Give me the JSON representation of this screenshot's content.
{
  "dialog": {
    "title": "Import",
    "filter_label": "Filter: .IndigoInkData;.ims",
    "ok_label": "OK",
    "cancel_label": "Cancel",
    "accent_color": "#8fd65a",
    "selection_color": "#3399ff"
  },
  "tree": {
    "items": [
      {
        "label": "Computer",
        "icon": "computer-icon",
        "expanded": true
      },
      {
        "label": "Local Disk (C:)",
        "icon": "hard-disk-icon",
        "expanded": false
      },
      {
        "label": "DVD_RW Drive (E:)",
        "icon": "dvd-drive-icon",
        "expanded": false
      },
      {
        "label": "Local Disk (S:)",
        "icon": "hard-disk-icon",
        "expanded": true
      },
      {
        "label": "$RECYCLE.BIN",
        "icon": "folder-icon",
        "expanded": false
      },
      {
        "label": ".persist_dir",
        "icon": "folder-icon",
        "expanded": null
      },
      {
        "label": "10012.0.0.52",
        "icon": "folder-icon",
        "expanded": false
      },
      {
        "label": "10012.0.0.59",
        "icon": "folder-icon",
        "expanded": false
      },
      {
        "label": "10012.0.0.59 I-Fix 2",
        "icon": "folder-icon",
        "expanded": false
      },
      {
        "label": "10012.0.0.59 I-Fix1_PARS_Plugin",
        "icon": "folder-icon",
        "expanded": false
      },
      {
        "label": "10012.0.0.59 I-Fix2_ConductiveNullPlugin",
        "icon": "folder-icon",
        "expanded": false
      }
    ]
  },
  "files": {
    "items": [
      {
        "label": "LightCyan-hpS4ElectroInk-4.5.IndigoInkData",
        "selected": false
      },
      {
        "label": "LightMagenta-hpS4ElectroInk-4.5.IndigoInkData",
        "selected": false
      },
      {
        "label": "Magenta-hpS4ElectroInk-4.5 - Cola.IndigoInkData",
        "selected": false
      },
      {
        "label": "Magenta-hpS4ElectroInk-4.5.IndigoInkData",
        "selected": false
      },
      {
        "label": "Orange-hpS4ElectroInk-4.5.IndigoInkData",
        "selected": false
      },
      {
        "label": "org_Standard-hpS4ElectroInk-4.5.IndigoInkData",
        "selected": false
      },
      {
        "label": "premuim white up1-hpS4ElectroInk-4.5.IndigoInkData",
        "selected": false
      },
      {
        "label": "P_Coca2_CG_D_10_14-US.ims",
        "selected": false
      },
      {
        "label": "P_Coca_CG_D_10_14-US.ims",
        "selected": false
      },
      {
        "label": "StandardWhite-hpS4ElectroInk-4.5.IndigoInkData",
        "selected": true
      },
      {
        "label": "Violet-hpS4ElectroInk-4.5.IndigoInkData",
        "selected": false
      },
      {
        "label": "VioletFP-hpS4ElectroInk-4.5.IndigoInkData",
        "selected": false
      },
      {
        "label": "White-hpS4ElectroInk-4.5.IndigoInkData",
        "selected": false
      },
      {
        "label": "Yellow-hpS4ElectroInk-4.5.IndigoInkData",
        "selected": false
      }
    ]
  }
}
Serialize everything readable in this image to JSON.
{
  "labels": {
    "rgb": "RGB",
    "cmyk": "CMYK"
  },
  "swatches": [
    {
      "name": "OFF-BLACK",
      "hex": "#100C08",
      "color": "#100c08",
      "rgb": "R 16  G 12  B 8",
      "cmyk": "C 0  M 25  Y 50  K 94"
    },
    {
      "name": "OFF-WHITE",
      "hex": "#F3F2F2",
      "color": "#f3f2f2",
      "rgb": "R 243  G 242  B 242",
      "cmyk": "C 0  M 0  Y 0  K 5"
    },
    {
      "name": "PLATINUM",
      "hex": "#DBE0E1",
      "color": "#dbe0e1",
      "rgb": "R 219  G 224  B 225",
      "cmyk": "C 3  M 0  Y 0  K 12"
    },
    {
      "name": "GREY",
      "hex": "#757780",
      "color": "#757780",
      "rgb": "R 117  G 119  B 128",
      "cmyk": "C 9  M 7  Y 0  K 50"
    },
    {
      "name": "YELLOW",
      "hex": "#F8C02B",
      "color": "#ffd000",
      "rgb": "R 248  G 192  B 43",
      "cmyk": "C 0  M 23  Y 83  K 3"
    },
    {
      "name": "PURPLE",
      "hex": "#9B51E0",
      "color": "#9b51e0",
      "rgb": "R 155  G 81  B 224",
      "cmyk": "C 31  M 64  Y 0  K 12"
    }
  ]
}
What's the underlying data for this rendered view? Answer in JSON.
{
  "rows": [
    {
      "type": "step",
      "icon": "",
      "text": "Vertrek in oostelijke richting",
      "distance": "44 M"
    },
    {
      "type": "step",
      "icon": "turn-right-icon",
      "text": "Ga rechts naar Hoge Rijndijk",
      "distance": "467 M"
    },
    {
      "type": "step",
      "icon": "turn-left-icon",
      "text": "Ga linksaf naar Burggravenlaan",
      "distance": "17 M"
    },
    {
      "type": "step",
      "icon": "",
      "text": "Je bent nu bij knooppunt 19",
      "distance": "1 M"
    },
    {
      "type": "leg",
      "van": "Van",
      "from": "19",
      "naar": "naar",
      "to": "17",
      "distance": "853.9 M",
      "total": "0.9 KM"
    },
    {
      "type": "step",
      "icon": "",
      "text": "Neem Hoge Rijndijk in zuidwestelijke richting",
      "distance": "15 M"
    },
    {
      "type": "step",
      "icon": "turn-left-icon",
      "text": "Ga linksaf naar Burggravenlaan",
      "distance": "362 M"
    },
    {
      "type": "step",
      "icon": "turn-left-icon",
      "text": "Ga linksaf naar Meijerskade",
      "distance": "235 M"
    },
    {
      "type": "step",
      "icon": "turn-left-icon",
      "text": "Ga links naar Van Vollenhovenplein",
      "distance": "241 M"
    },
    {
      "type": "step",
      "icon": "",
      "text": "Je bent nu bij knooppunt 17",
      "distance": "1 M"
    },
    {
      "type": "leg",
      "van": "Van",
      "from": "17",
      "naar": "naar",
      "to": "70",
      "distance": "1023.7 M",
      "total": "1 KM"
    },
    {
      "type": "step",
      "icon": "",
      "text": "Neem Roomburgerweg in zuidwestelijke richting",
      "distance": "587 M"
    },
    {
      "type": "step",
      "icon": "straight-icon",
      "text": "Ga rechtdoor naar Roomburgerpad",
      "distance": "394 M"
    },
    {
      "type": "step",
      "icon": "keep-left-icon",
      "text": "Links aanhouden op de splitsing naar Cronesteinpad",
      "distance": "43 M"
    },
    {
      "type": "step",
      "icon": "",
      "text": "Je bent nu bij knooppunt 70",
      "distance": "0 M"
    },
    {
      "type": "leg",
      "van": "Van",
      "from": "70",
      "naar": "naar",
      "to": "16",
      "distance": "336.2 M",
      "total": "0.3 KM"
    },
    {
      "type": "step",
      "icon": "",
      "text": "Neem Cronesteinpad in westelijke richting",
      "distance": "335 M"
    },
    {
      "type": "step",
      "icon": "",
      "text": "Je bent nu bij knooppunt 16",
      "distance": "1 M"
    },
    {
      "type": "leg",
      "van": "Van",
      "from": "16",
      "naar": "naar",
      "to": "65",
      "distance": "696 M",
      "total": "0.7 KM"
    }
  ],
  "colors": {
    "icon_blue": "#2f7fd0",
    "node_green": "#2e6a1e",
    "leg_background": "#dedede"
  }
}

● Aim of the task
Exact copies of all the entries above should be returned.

● Answer section
Give me the JSON representation of this screenshot's content.
{
  "dialog": {
    "title": "Import",
    "filter_label": "Filter: .IndigoInkData;.ims",
    "ok_label": "OK",
    "cancel_label": "Cancel",
    "accent_color": "#8fd65a",
    "selection_color": "#3399ff"
  },
  "tree": {
    "items": [
      {
        "label": "Computer",
        "icon": "computer-icon",
        "expanded": true
      },
      {
        "label": "Local Disk (C:)",
        "icon": "hard-disk-icon",
        "expanded": false
      },
      {
        "label": "DVD_RW Drive (E:)",
        "icon": "dvd-drive-icon",
        "expanded": false
      },
      {
        "label": "Local Disk (S:)",
        "icon": "hard-disk-icon",
        "expanded": true
      },
      {
        "label": "$RECYCLE.BIN",
        "icon": "folder-icon",
        "expanded": false
      },
      {
        "label": ".persist_dir",
        "icon": "folder-icon",
        "expanded": null
      },
      {
        "label": "10012.0.0.52",
        "icon": "folder-icon",
        "expanded": false
      },
      {
        "label": "10012.0.0.59",
        "icon": "folder-icon",
        "expanded": false
      },
      {
        "label": "10012.0.0.59 I-Fix 2",
        "icon": "folder-icon",
        "expanded": false
      },
      {
        "label": "10012.0.0.59 I-Fix1_PARS_Plugin",
        "icon": "folder-icon",
        "expanded": false
      },
      {
        "label": "10012.0.0.59 I-Fix2_ConductiveNullPlugin",
        "icon": "folder-icon",
        "expanded": false
      }
    ]
  },
  "files": {
    "items": [
      {
        "label": "LightCyan-hpS4ElectroInk-4.5.IndigoInkData",
        "selected": false
      },
      {
        "label": "LightMagenta-hpS4ElectroInk-4.5.IndigoInkData",
        "selected": false
      },
      {
        "label": "Magenta-hpS4ElectroInk-4.5 - Cola.IndigoInkData",
        "selected": false
      },
      {
        "label": "Magenta-hpS4ElectroInk-4.5.IndigoInkData",
        "selected": false
      },
      {
        "label": "Orange-hpS4ElectroInk-4.5.IndigoInkData",
        "selected": false
      },
      {
        "label": "org_Standard-hpS4ElectroInk-4.5.IndigoInkData",
        "selected": false
      },
      {
        "label": "premuim white up1-hpS4ElectroInk-4.5.IndigoInkData",
        "selected": false
      },
      {
        "label": "P_Coca2_CG_D_10_14-US.ims",
        "selected": false
      },
      {
        "label": "P_Coca_CG_D_10_14-US.ims",
        "selected": false
      },
      {
        "label": "StandardWhite-hpS4ElectroInk-4.5.IndigoInkData",
        "selected": true
      },
      {
        "label": "Violet-hpS4ElectroInk-4.5.IndigoInkData",
        "selected": false
      },
      {
        "label": "VioletFP-hpS4ElectroInk-4.5.IndigoInkData",
        "selected": false
      },
      {
        "label": "White-hpS4ElectroInk-4.5.IndigoInkData",
        "selected": false
      },
      {
        "label": "Yellow-hpS4ElectroInk-4.5.IndigoInkData",
        "selected": false
      }
    ]
  }
}
Serialize everything readable in this image to JSON.
{
  "labels": {
    "rgb": "RGB",
    "cmyk": "CMYK"
  },
  "swatches": [
    {
      "name": "OFF-BLACK",
      "hex": "#100C08",
      "color": "#100c08",
      "rgb": "R 16  G 12  B 8",
      "cmyk": "C 0  M 25  Y 50  K 94"
    },
    {
      "name": "OFF-WHITE",
      "hex": "#F3F2F2",
      "color": "#f3f2f2",
      "rgb": "R 243  G 242  B 242",
      "cmyk": "C 0  M 0  Y 0  K 5"
    },
    {
      "name": "PLATINUM",
      "hex": "#DBE0E1",
      "color": "#dbe0e1",
      "rgb": "R 219  G 224  B 225",
      "cmyk": "C 3  M 0  Y 0  K 12"
    },
    {
      "name": "GREY",
      "hex": "#757780",
      "color": "#757780",
      "rgb": "R 117  G 119  B 128",
      "cmyk": "C 9  M 7  Y 0  K 50"
    },
    {
      "name": "YELLOW",
      "hex": "#F8C02B",
      "color": "#ffd000",
      "rgb": "R 248  G 192  B 43",
      "cmyk": "C 0  M 23  Y 83  K 3"
    },
    {
      "name": "PURPLE",
      "hex": "#9B51E0",
      "color": "#9b51e0",
      "rgb": "R 155  G 81  B 224",
      "cmyk": "C 31  M 64  Y 0  K 12"
    }
  ]
}
What's the underlying data for this rendered view? Answer in JSON.
{
  "rows": [
    {
      "type": "step",
      "icon": "",
      "text": "Vertrek in oostelijke richting",
      "distance": "44 M"
    },
    {
      "type": "step",
      "icon": "turn-right-icon",
      "text": "Ga rechts naar Hoge Rijndijk",
      "distance": "467 M"
    },
    {
      "type": "step",
      "icon": "turn-left-icon",
      "text": "Ga linksaf naar Burggravenlaan",
      "distance": "17 M"
    },
    {
      "type": "step",
      "icon": "",
      "text": "Je bent nu bij knooppunt 19",
      "distance": "1 M"
    },
    {
      "type": "leg",
      "van": "Van",
      "from": "19",
      "naar": "naar",
      "to": "17",
      "distance": "853.9 M",
      "total": "0.9 KM"
    },
    {
      "type": "step",
      "icon": "",
      "text": "Neem Hoge Rijndijk in zuidwestelijke richting",
      "distance": "15 M"
    },
    {
      "type": "step",
      "icon": "turn-left-icon",
      "text": "Ga linksaf naar Burggravenlaan",
      "distance": "362 M"
    },
    {
      "type": "step",
      "icon": "turn-left-icon",
      "text": "Ga linksaf naar Meijerskade",
      "distance": "235 M"
    },
    {
      "type": "step",
      "icon": "turn-left-icon",
      "text": "Ga links naar Van Vollenhovenplein",
      "distance": "241 M"
    },
    {
      "type": "step",
      "icon": "",
      "text": "Je bent nu bij knooppunt 17",
      "distance": "1 M"
    },
    {
      "type": "leg",
      "van": "Van",
      "from": "17",
      "naar": "naar",
      "to": "70",
      "distance": "1023.7 M",
      "total": "1 KM"
    },
    {
      "type": "step",
      "icon": "",
      "text": "Neem Roomburgerweg in zuidwestelijke richting",
      "distance": "587 M"
    },
    {
      "type": "step",
      "icon": "straight-icon",
      "text": "Ga rechtdoor naar Roomburgerpad",
      "distance": "394 M"
    },
    {
      "type": "step",
      "icon": "keep-left-icon",
      "text": "Links aanhouden op de splitsing naar Cronesteinpad",
      "distance": "43 M"
    },
    {
      "type": "step",
      "icon": "",
      "text": "Je bent nu bij knooppunt 70",
      "distance": "0 M"
    },
    {
      "type": "leg",
      "van": "Van",
      "from": "70",
      "naar": "naar",
      "to": "16",
      "distance": "336.2 M",
      "total": "0.3 KM"
    },
    {
      "type": "step",
      "icon": "",
      "text": "Neem Cronesteinpad in westelijke richting",
      "distance": "335 M"
    },
    {
      "type": "step",
      "icon": "",
      "text": "Je bent nu bij knooppunt 16",
      "distance": "1 M"
    },
    {
      "type": "leg",
      "van": "Van",
      "from": "16",
      "naar": "naar",
      "to": "65",
      "distance": "696 M",
      "total": "0.7 KM"
    }
  ],
  "colors": {
    "icon_blue": "#2f7fd0",
    "node_green": "#2e6a1e",
    "leg_background": "#dedede"
  }
}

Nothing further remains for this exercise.